┏━━

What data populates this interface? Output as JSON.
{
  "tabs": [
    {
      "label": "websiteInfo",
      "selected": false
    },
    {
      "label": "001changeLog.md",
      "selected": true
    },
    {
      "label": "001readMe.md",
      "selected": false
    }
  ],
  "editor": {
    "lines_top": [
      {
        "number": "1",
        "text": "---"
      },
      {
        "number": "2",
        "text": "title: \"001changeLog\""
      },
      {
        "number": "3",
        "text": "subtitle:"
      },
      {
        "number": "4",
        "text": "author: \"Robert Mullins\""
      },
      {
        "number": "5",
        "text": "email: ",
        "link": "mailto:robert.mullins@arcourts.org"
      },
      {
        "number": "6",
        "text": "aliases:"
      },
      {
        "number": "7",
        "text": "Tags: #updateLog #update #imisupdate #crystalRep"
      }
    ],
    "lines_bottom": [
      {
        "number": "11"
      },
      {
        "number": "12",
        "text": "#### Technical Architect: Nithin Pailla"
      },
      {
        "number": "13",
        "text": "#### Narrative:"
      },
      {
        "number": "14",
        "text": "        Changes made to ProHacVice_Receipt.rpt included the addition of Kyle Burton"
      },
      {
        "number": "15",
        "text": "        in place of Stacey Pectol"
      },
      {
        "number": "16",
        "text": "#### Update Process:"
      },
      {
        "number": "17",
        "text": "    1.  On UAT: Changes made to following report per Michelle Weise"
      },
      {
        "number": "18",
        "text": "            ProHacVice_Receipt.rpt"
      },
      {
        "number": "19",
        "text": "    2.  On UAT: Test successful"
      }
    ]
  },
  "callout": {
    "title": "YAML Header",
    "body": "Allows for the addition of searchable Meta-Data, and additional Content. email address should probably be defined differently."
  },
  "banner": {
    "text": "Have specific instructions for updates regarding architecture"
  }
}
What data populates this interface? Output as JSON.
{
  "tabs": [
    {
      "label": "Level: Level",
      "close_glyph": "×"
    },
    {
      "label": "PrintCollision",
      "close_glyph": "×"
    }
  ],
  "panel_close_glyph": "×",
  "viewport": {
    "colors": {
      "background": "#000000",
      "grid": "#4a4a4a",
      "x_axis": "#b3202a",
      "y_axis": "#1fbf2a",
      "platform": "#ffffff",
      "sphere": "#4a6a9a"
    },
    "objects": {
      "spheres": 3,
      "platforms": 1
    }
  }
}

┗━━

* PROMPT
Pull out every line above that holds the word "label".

* YOUR SOLUTION
      "label": "websiteInfo",
      "label": "001changeLog.md",
      "label": "001readMe.md",
      "label": "Level: Level",
      "label": "PrintCollision",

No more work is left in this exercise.